→ WHAT TO DO
Copy, word for word, the lines below from the one containing "What's the underlying" up to and including the one containing "Convert this screenshot", with pictures left out.

[[ SUPPLIED RECORDS, beginning ]]

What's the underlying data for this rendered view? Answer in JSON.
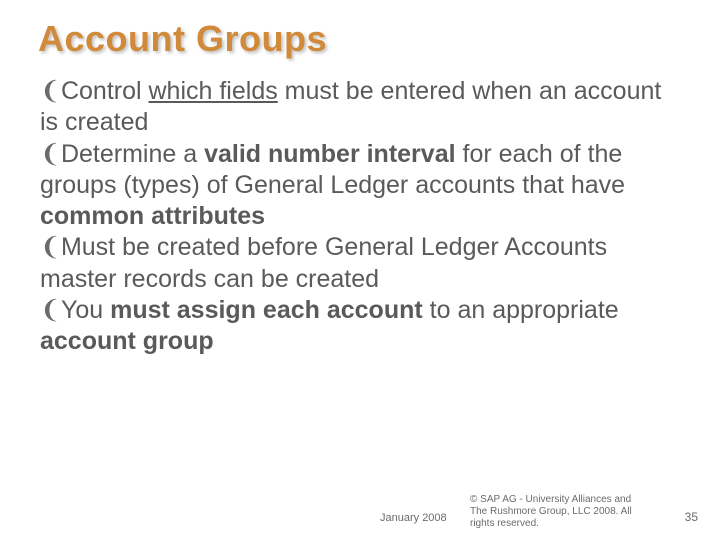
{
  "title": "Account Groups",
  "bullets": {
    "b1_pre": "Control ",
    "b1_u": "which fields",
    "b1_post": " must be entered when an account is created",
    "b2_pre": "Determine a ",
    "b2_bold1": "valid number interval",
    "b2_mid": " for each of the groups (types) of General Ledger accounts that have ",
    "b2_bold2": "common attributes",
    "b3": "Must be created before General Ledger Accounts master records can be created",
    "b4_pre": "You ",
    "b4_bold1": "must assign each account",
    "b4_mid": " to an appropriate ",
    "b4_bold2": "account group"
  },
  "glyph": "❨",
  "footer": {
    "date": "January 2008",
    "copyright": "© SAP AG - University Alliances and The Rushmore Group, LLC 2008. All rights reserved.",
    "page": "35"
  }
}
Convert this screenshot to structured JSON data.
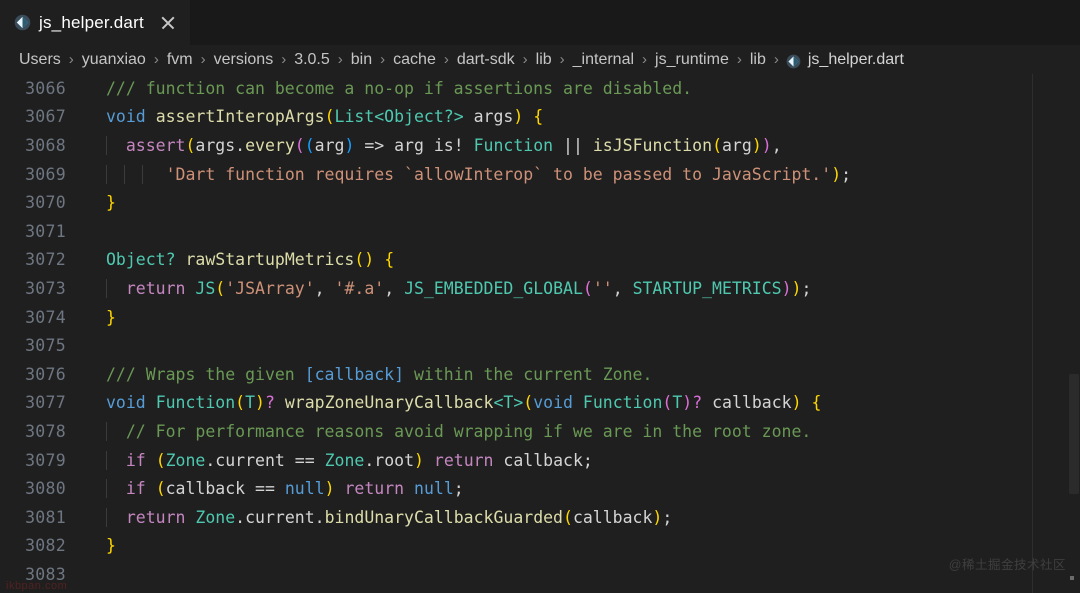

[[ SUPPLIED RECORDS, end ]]
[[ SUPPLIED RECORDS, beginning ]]

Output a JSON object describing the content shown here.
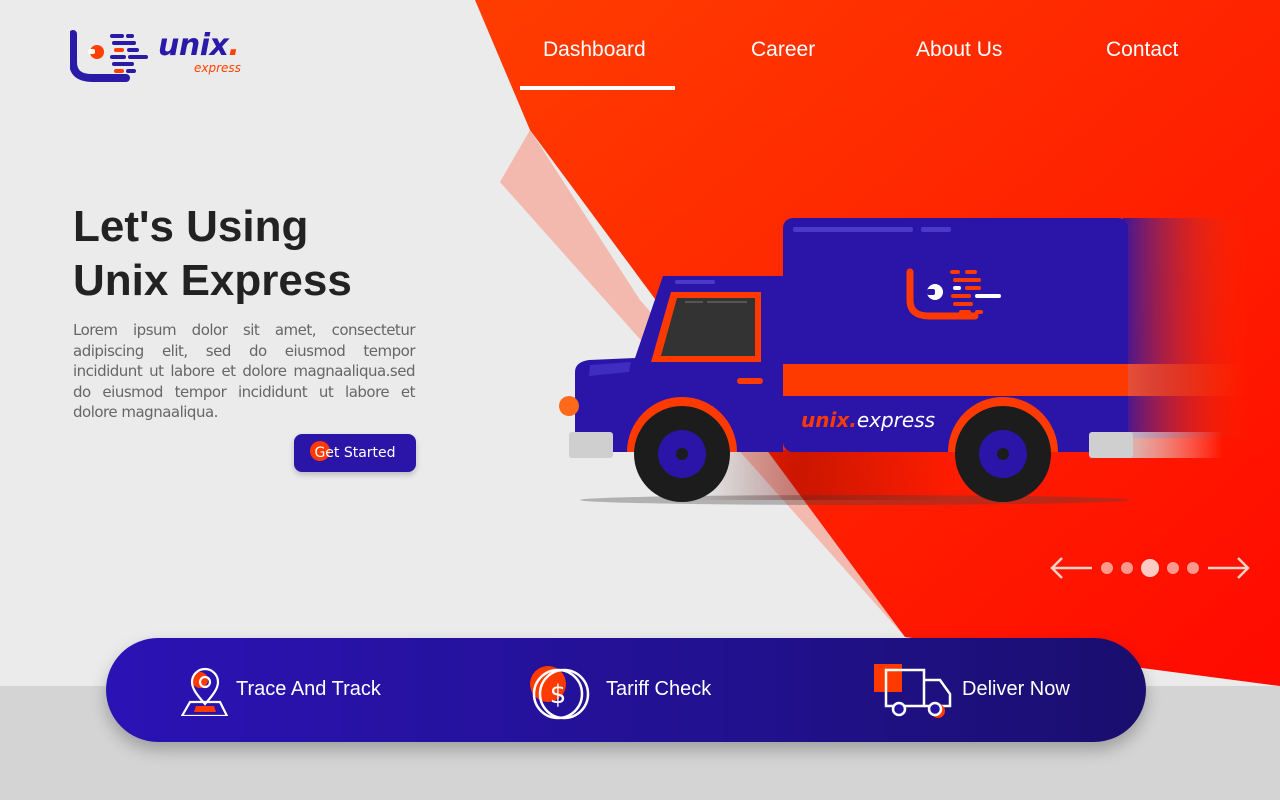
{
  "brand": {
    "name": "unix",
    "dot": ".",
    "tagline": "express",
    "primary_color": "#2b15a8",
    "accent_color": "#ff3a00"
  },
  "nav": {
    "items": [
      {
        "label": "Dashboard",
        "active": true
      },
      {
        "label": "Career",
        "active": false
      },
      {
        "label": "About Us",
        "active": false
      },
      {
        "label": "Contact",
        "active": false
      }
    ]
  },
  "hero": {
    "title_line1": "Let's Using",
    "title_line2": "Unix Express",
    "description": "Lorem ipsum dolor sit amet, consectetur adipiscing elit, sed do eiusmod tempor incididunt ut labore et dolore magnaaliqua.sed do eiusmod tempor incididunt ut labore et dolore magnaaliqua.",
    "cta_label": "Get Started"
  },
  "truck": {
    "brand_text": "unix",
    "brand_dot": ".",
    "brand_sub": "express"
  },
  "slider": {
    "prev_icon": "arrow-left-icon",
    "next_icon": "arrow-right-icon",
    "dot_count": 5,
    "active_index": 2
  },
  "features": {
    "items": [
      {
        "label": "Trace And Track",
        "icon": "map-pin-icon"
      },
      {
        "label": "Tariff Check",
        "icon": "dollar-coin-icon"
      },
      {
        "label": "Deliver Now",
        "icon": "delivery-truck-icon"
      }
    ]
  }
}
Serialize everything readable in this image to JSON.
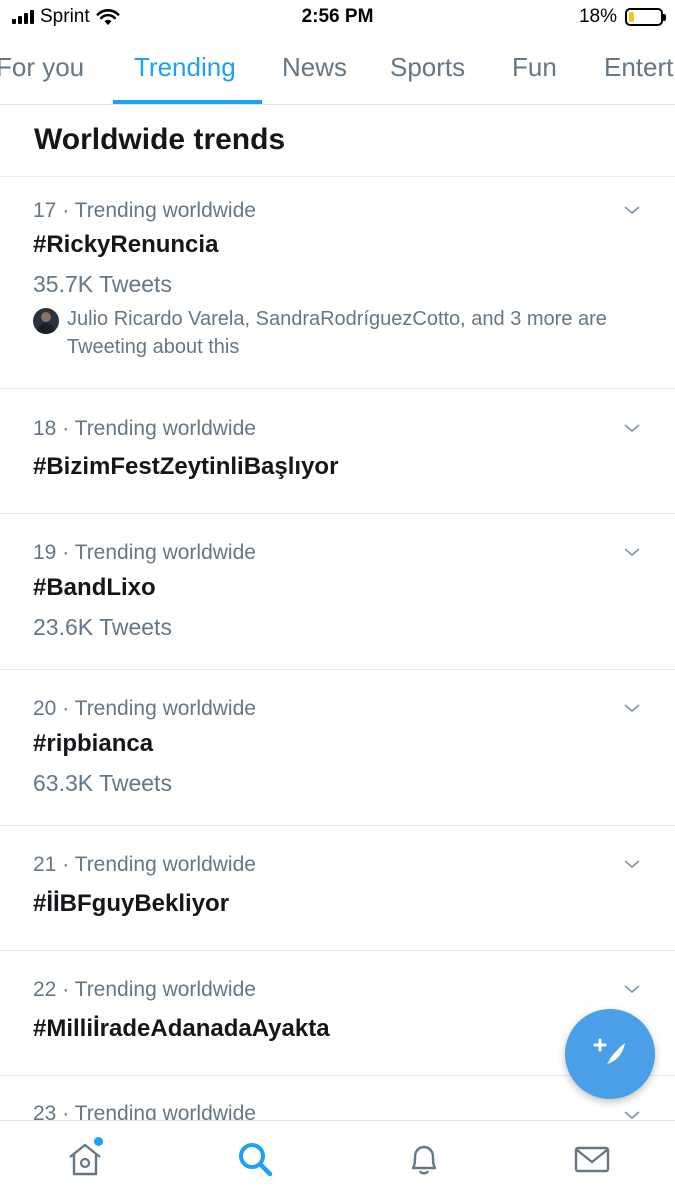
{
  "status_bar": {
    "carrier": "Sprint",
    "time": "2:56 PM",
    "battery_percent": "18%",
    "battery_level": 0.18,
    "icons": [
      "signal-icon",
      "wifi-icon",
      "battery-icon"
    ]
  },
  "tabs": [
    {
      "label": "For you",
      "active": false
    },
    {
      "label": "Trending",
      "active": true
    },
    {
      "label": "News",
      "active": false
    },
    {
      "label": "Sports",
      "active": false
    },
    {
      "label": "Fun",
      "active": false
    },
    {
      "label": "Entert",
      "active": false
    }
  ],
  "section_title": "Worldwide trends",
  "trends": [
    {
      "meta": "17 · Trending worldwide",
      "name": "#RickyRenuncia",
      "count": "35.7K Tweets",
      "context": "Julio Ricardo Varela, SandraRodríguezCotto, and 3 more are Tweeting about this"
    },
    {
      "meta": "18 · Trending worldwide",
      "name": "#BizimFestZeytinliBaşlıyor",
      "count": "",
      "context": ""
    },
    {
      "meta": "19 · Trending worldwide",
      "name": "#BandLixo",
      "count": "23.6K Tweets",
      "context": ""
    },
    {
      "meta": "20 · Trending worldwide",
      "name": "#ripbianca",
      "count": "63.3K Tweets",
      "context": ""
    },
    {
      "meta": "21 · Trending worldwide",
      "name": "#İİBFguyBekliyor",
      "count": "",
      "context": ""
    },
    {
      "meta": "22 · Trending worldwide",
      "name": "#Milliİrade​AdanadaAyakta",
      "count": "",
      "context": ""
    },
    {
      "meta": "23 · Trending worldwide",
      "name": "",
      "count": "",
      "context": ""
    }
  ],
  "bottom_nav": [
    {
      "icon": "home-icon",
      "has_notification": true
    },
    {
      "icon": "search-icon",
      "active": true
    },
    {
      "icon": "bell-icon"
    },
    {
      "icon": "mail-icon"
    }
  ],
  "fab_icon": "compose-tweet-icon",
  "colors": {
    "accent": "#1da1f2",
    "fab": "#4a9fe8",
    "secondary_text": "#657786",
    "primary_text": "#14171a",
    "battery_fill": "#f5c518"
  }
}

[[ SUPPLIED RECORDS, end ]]
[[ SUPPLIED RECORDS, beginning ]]

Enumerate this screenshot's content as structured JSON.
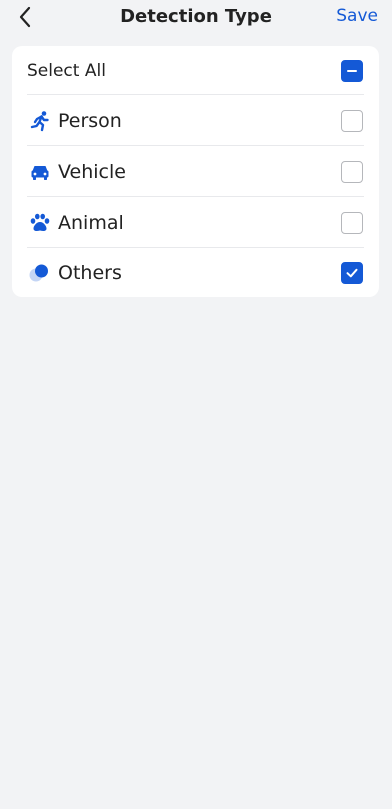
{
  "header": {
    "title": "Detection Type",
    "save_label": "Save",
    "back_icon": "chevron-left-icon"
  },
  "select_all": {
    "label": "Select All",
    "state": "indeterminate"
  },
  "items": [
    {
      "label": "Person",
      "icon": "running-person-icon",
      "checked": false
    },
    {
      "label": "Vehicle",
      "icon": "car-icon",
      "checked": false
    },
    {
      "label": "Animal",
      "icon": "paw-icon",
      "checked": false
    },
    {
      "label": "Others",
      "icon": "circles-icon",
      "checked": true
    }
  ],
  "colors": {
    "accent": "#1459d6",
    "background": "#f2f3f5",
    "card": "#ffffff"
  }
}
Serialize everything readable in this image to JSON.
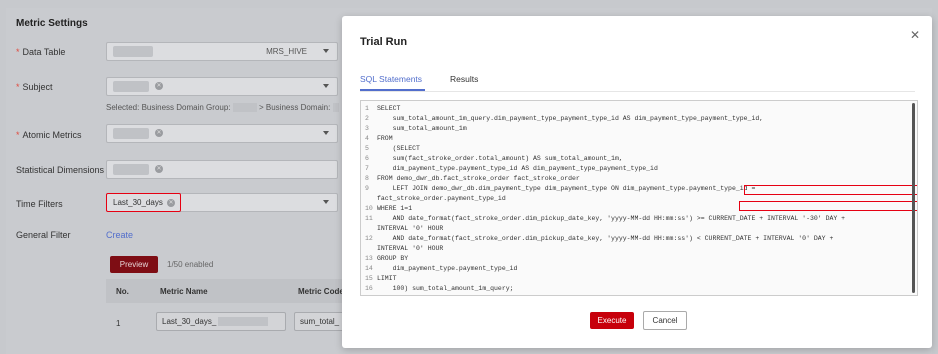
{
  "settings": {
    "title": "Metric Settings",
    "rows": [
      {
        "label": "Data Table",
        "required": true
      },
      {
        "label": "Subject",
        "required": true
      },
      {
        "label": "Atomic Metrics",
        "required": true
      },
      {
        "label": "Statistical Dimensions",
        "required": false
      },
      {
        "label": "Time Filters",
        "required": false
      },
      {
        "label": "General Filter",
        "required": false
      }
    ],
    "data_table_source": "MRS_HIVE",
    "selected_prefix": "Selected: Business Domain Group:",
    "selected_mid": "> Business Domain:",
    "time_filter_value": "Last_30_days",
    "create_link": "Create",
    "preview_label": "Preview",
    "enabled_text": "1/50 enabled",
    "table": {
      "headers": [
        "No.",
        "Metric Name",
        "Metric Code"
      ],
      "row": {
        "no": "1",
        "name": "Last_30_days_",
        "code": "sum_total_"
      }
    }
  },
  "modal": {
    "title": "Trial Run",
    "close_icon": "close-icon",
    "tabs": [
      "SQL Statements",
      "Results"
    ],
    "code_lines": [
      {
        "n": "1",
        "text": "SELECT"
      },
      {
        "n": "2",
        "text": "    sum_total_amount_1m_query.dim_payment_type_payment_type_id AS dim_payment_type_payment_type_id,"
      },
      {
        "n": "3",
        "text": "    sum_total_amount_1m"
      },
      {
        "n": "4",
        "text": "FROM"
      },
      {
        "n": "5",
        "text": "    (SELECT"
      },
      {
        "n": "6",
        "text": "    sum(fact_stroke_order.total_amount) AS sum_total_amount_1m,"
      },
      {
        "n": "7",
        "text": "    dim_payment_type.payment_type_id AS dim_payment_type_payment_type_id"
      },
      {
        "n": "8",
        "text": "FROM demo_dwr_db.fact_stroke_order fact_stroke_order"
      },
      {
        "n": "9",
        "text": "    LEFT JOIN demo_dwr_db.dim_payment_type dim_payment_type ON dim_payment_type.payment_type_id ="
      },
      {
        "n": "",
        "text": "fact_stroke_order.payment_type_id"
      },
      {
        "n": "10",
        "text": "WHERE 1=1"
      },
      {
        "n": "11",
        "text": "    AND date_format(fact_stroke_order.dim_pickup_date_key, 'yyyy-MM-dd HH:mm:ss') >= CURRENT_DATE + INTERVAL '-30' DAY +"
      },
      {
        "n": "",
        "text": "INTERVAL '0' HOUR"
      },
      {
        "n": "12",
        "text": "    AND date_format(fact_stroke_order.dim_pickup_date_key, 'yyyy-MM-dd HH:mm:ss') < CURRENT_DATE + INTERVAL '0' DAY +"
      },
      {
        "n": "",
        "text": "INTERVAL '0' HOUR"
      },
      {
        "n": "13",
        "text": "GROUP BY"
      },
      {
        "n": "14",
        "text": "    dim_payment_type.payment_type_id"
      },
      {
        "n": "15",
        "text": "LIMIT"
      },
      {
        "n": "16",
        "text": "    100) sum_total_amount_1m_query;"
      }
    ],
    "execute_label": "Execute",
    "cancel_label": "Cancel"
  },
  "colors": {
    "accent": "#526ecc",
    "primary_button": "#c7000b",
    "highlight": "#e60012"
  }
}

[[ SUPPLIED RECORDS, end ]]

→ EXERCISE SOLUTION
What's the underlying data for this rendered view? Answer in JSON.
{
  "title": "Account Groups",
  "bullets": {
    "b1_pre": "Control ",
    "b1_u": "which fields",
    "b1_post": " must be entered when an account is created",
    "b2_pre": "Determine a ",
    "b2_bold1": "valid number interval",
    "b2_mid": " for each of the groups (types) of General Ledger accounts that have ",
    "b2_bold2": "common attributes",
    "b3": "Must be created before General Ledger Accounts master records can be created",
    "b4_pre": "You ",
    "b4_bold1": "must assign each account",
    "b4_mid": " to an appropriate ",
    "b4_bold2": "account group"
  },
  "glyph": "❨",
  "footer": {
    "date": "January 2008",
    "copyright": "© SAP AG - University Alliances and The Rushmore Group, LLC 2008. All rights reserved.",
    "page": "35"
  }
}
Convert this screenshot to structured JSON data.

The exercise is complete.